Lincoln, Neb.'s devotion to its Cornhuskers is legendary, and right now there's nothing like a historic team preparing for another attempt to fight its way back into the spotlight. Bo Pelini, hired this year, promises to bring back the walk-on system, giving more local players the chance to "bleed red" at UNL. Longtime fans are watching cautiously, but no matter who's in charge, they'd still be in the stands.
"For people my age and older, it's something we look forward to every year," says Harley Bergmeyer, 66, a banker and chair of the University of Nebraska Foundation. "People have football tickets in their last will and testament so they stay in the family." Bergmeyer has already been scouting this year's team at preseason practices, and touts Lincoln's sense of community, tradition, and safety for some truly enjoyable football.
"It's more than just a football game," he says.
In the same vein, State College, Pa., defines a larger version of Lincoln's fervor, where 85,000 residents situated in "Happy Valley" live for Penn State athletics. The town's location in central Pennsylvania also makes it a conduit to the state's pro rivalry. Students from Pittsburgh and Philadelphia mean an annual influx of Steelers and Eagles fans.
Madison, Wis., gets a nod both for its Badgers and its proximity to Green Bay Another pick: Chicago, is the big-city version of enduring hometown devotion, where the Chicago Bears remain an enduring temple to fandom, and the city of Chicago continues to draw retirees back into urban living.
Out west, Pasadena, Calif., the L.A. suburb, puts fans close enough to watch University of California-Los Angeles and University of Southern California, plus a prime spot every year for the Rose Bowl. If you need the pro fix, fans can turn south to San Diego, where the Chargers and LaDainian Tomlinson are among the current short list favorites to play in the 2009 Super Bowl, according to BetUS.com.
Other retirement spots sit at the nexus of long-standing traditions—and rivalries.
Tempe, Ariz., may be dominated by Phoenix Suns fans, but the Cardinals are still there, and the rivalry between Arizona State and the University of Arizona-Tucson is still surprisingly hot.
In Cincinnati, Bengals fans mix with Ohio State Buckeyes backers. Ohio also has the Cleveland Browns, but we'll pick it for proximity to both Columbus and the Indianapolis Colts.
Some spots have great bits of football history, like Pocatello, Idaho, home to Holt Arena, the first covered college football stadium. Others, like Notre Dame in South Bend, Ind., have great traditions but offer less in the way of amenities for folks looking to retire. Also, we'd simply like to apologize ahead of time to Ann Arbor, Mich., fans for excluding them.

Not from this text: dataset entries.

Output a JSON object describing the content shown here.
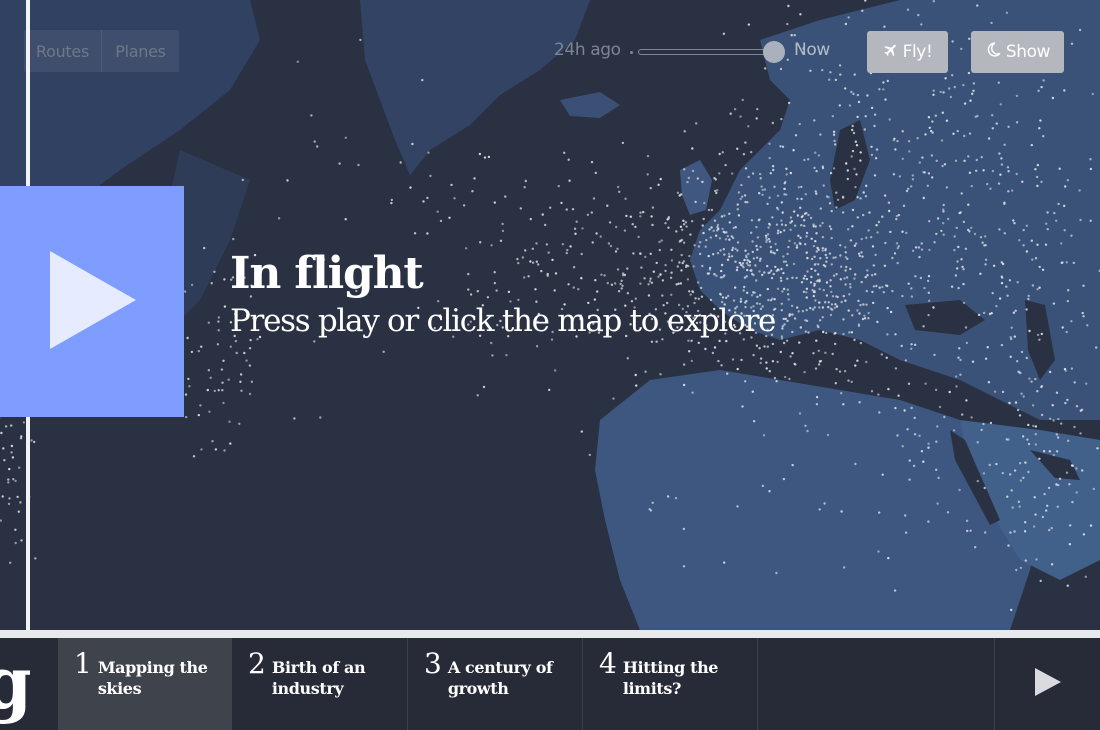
{
  "map": {
    "label": "World flight map"
  },
  "controls": {
    "mode_toggle": {
      "routes_label": "Routes",
      "planes_label": "Planes"
    },
    "time_slider": {
      "start_label": "24h ago",
      "end_label": "Now",
      "value_fraction": 1.0
    },
    "fly_button": {
      "label": "Fly!",
      "icon": "airplane-icon"
    },
    "show_button": {
      "label": "Show",
      "icon": "moon-icon"
    }
  },
  "intro": {
    "title": "In flight",
    "subtitle": "Press play or click the map to explore",
    "play_color": "#7f9cff"
  },
  "brand": {
    "logo_letter": "g"
  },
  "chapters": [
    {
      "number": "1",
      "title": "Mapping the skies",
      "active": true
    },
    {
      "number": "2",
      "title": "Birth of an industry",
      "active": false
    },
    {
      "number": "3",
      "title": "A century of growth",
      "active": false
    },
    {
      "number": "4",
      "title": "Hitting the limits?",
      "active": false
    }
  ],
  "colors": {
    "background": "#262c3b",
    "land": "#3c5478",
    "flight_dot": "#d8dce4",
    "button": "#b4b8be"
  }
}
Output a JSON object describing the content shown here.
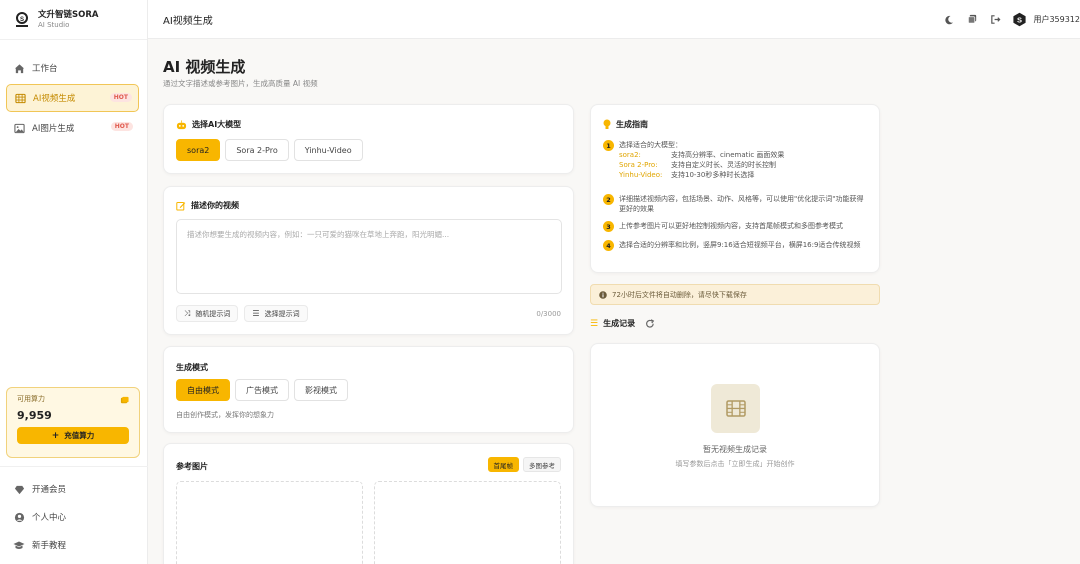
{
  "brand": {
    "name": "文升智链SORA",
    "subtitle": "AI Studio"
  },
  "sidebar": {
    "items": [
      {
        "label": "工作台",
        "icon": "home-icon"
      },
      {
        "label": "AI视频生成",
        "icon": "video-icon",
        "badge": "HOT",
        "active": true
      },
      {
        "label": "AI图片生成",
        "icon": "image-icon",
        "badge": "HOT"
      }
    ],
    "credits": {
      "label": "可用算力",
      "value": "9,959",
      "button": "充值算力",
      "button_prefix": "+"
    },
    "bottom_items": [
      {
        "label": "开通会员",
        "icon": "diamond-icon"
      },
      {
        "label": "个人中心",
        "icon": "user-icon"
      },
      {
        "label": "新手教程",
        "icon": "graduation-cap-icon"
      }
    ]
  },
  "topbar": {
    "title": "AI视频生成",
    "user": "用户359312"
  },
  "page": {
    "title": "AI 视频生成",
    "subtitle": "通过文字描述或参考图片，生成高质量 AI 视频"
  },
  "model": {
    "heading": "选择AI大模型",
    "options": [
      "sora2",
      "Sora 2-Pro",
      "Yinhu-Video"
    ],
    "selected": "sora2"
  },
  "describe": {
    "heading": "描述你的视频",
    "placeholder": "描述你想要生成的视频内容，例如：一只可爱的猫咪在草地上奔跑，阳光明媚...",
    "random_btn": "随机提示词",
    "pick_btn": "选择提示词",
    "counter": "0/3000"
  },
  "mode": {
    "heading": "生成模式",
    "options": [
      "自由模式",
      "广告模式",
      "影视模式"
    ],
    "selected": "自由模式",
    "description": "自由创作模式，发挥你的想象力"
  },
  "reference": {
    "heading": "参考图片",
    "tabs": [
      "首尾帧",
      "多图参考"
    ],
    "selected": "首尾帧"
  },
  "guide": {
    "heading": "生成指南",
    "step1_title": "选择适合的大模型：",
    "models": [
      {
        "name": "sora2:",
        "desc": "支持高分辨率、cinematic 画面效果"
      },
      {
        "name": "Sora 2-Pro:",
        "desc": "支持自定义时长、灵活的时长控制"
      },
      {
        "name": "Yinhu-Video:",
        "desc": "支持10-30秒多种时长选择"
      }
    ],
    "steps": [
      "详细描述视频内容，包括场景、动作、风格等，可以使用\"优化提示词\"功能获得更好的效果",
      "上传参考图片可以更好地控制视频内容，支持首尾帧模式和多图参考模式",
      "选择合适的分辨率和比例，竖屏9:16适合短视频平台，横屏16:9适合传统视频"
    ]
  },
  "notice": "72小时后文件将自动删除，请尽快下载保存",
  "history": {
    "heading": "生成记录",
    "empty_title": "暂无视频生成记录",
    "empty_sub": "填写参数后点击「立即生成」开始创作"
  },
  "colors": {
    "accent": "#f8b600",
    "accent_light": "#fdf3d6",
    "hot": "#e05a4e"
  }
}
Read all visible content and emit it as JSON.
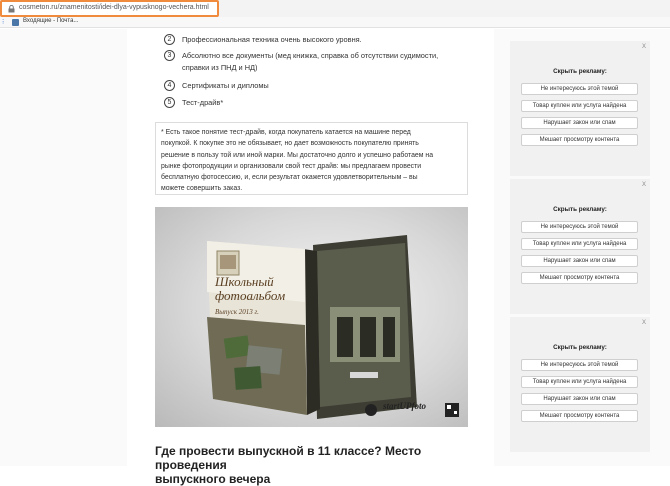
{
  "browser": {
    "url": "cosmeton.ru/znamenitosti/idei-dlya-vypusknogo-vechera.html",
    "bookmark_label": "Входящие - Почта..."
  },
  "article": {
    "items": [
      {
        "num": "2",
        "text": "Профессиональная техника очень высокого уровня."
      },
      {
        "num": "3",
        "text": "Абсолютно все документы (мед книжка, справка об отсутствии судимости,",
        "text2": "справки из ПНД и НД)"
      },
      {
        "num": "4",
        "text": "Сертификаты и дипломы"
      },
      {
        "num": "5",
        "text": "Тест-драйв*"
      }
    ],
    "note_lines": [
      "* Есть такое понятие тест-драйв, когда покупатель катается на машине перед",
      "покупкой. К покупке это не обязывает, но дает возможность покупателю принять",
      "решение в пользу той или иной марки. Мы достаточно долго и успешно работаем на",
      "рынке фотопродукции и организовали свой тест драйв: мы предлагаем провести",
      "бесплатную фотосессию, и, если результат окажется удовлетворительным – вы",
      "можете совершить заказ."
    ],
    "album": {
      "title_line1": "Школьный",
      "title_line2": "фотоальбом",
      "subtitle": "Выпуск 2013 г.",
      "brand": "startUPfoto"
    },
    "heading_line1": "Где провести выпускной в 11 классе? Место проведения",
    "heading_line2": "выпускного вечера"
  },
  "ads": {
    "title": "Скрыть рекламу:",
    "close": "X",
    "buttons": [
      "Не интересуюсь этой темой",
      "Товар куплен или услуга найдена",
      "Нарушает закон или спам",
      "Мешает просмотру контента"
    ]
  }
}
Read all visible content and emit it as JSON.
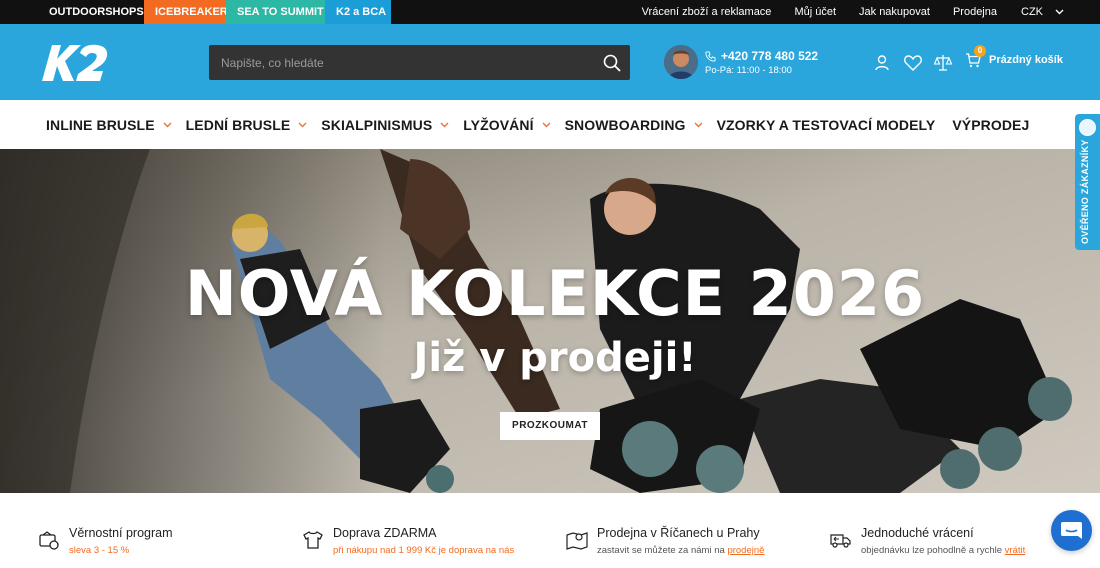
{
  "topbar": {
    "brands": [
      {
        "label": "OUTDOORSHOPS",
        "color": "#111111"
      },
      {
        "label": "ICEBREAKER",
        "color": "#f36b21"
      },
      {
        "label": "SEA TO SUMMIT",
        "color": "#2db7a5"
      },
      {
        "label": "K2 a BCA",
        "color": "#1b9ed8"
      }
    ],
    "links": [
      "Vrácení zboží a reklamace",
      "Můj účet",
      "Jak nakupovat",
      "Prodejna"
    ],
    "currency": "CZK"
  },
  "header": {
    "search_placeholder": "Napište, co hledáte",
    "phone": "+420 778 480 522",
    "hours": "Po-Pá: 11:00 - 18:00",
    "cart_count": "0",
    "cart_label": "Prázdný košík",
    "accent_color": "#2aa6dd"
  },
  "nav": {
    "items": [
      {
        "label": "INLINE BRUSLE",
        "dropdown": true
      },
      {
        "label": "LEDNÍ BRUSLE",
        "dropdown": true
      },
      {
        "label": "SKIALPINISMUS",
        "dropdown": true
      },
      {
        "label": "LYŽOVÁNÍ",
        "dropdown": true
      },
      {
        "label": "SNOWBOARDING",
        "dropdown": true
      },
      {
        "label": "VZORKY A TESTOVACÍ MODELY",
        "dropdown": false
      },
      {
        "label": "VÝPRODEJ",
        "dropdown": false
      }
    ]
  },
  "hero": {
    "title": "NOVÁ KOLEKCE 2026",
    "subtitle": "Již v prodeji!",
    "button": "PROZKOUMAT"
  },
  "verified_tab": {
    "label": "OVĚŘENO ZÁKAZNÍKY"
  },
  "benefits": [
    {
      "icon": "loyalty-icon",
      "title": "Věrnostní program",
      "sub": "sleva 3 - 15 %",
      "link": ""
    },
    {
      "icon": "tshirt-icon",
      "title": "Doprava ZDARMA",
      "sub": "při nákupu nad 1 999 Kč je doprava na nás",
      "link": ""
    },
    {
      "icon": "map-pin-icon",
      "title": "Prodejna v Říčanech u Prahy",
      "sub": "zastavit se můžete za námi na",
      "link": "prodejně"
    },
    {
      "icon": "return-truck-icon",
      "title": "Jednoduché vrácení",
      "sub": "objednávku lze pohodlně a rychle",
      "link": "vrátit"
    }
  ]
}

While the real best place for a football fan to retire may just be wherever their home team is, here's U.S. News's list of places that combine a quality retirement with an eye toward the 50-yard line: